SUPPLIED DATA:
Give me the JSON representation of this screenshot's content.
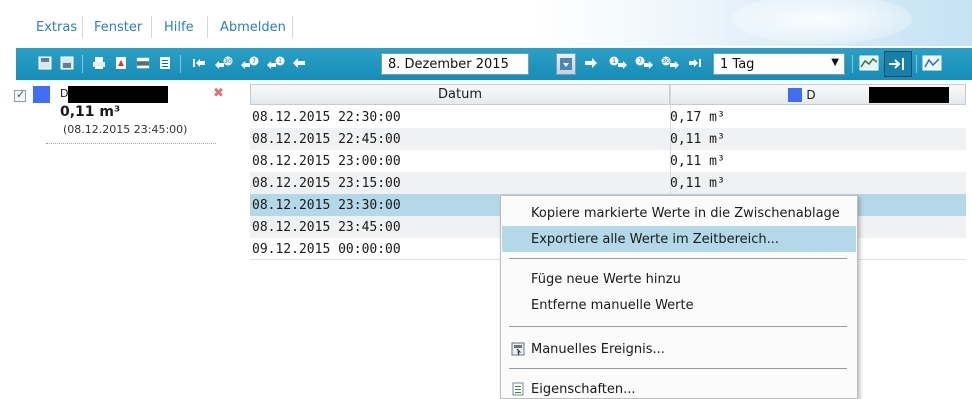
{
  "menu": {
    "items": [
      "Extras",
      "Fenster",
      "Hilfe",
      "Abmelden"
    ]
  },
  "toolbar": {
    "date_value": "8. Dezember 2015",
    "range_value": "1 Tag",
    "nav_badges": [
      "30",
      "7",
      "1",
      "1",
      "7",
      "30"
    ],
    "icons": [
      "save-icon",
      "save-as-icon",
      "print-icon",
      "pdf-icon",
      "csv-icon",
      "list-icon",
      "jump-start-icon",
      "back-30-icon",
      "back-7-icon",
      "back-1-icon",
      "prev-icon",
      "calendar-icon",
      "next-icon",
      "forward-1-icon",
      "forward-7-icon",
      "forward-30-icon",
      "jump-end-icon",
      "chart-icon",
      "align-right-icon",
      "line-chart-icon"
    ],
    "colors": {
      "bar": "#1a94bd",
      "icon": "#ffffff"
    }
  },
  "series": {
    "color": "#3f6ef2",
    "label_visible": "D",
    "value": "0,11 m³",
    "time": "(08.12.2015 23:45:00)",
    "checked": true
  },
  "table": {
    "columns": [
      "Datum",
      "D"
    ],
    "rows": [
      {
        "datum": "08.12.2015 22:30:00",
        "wert": "0,17 m³"
      },
      {
        "datum": "08.12.2015 22:45:00",
        "wert": "0,11 m³"
      },
      {
        "datum": "08.12.2015 23:00:00",
        "wert": "0,11 m³"
      },
      {
        "datum": "08.12.2015 23:15:00",
        "wert": "0,11 m³"
      },
      {
        "datum": "08.12.2015 23:30:00",
        "wert": ""
      },
      {
        "datum": "08.12.2015 23:45:00",
        "wert": ""
      },
      {
        "datum": "09.12.2015 00:00:00",
        "wert": ""
      }
    ],
    "selected_row": 4,
    "colors": {
      "selected": "#b3d8e8",
      "alt": "#f0f1f2"
    }
  },
  "context_menu": {
    "items": [
      "Kopiere markierte Werte in die Zwischenablage",
      "Exportiere alle Werte im Zeitbereich...",
      "Füge neue Werte hinzu",
      "Entferne manuelle Werte",
      "Manuelles Ereignis...",
      "Eigenschaften..."
    ],
    "highlighted": 1
  }
}
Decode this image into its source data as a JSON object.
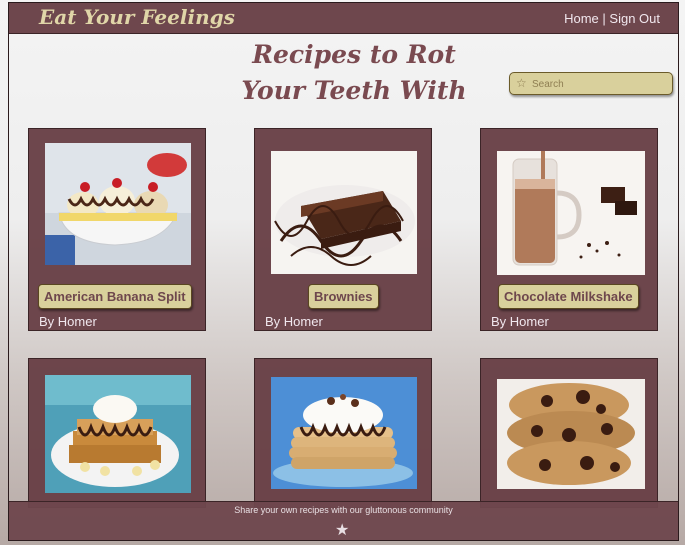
{
  "brand": {
    "name": "Eat Your Feelings"
  },
  "nav": {
    "home": "Home",
    "separator": "|",
    "signout": "Sign Out"
  },
  "page": {
    "title_line1": "Recipes to Rot",
    "title_line2": "Your Teeth With"
  },
  "search": {
    "placeholder": "Search",
    "icon": "star-icon"
  },
  "recipes": [
    {
      "title": "American Banana Split",
      "author": "By Homer"
    },
    {
      "title": "Brownies",
      "author": "By Homer"
    },
    {
      "title": "Chocolate Milkshake",
      "author": "By Homer"
    },
    {
      "title": "",
      "author": ""
    },
    {
      "title": "",
      "author": ""
    },
    {
      "title": "",
      "author": ""
    }
  ],
  "footer": {
    "tagline": "Share your own recipes with our gluttonous community",
    "icon": "star-icon"
  },
  "colors": {
    "primary": "#6e474d",
    "accent": "#d9d09c",
    "brand_text": "#e0d6a8",
    "title_text": "#7a4a50"
  }
}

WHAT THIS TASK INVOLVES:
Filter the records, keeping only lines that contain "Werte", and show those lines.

WRITTEN RESPONSE:
      "Kopiere markierte Werte in die Zwischenablage",
      "Exportiere alle Werte im Zeitbereich...",
      "Füge neue Werte hinzu",
      "Entferne manuelle Werte",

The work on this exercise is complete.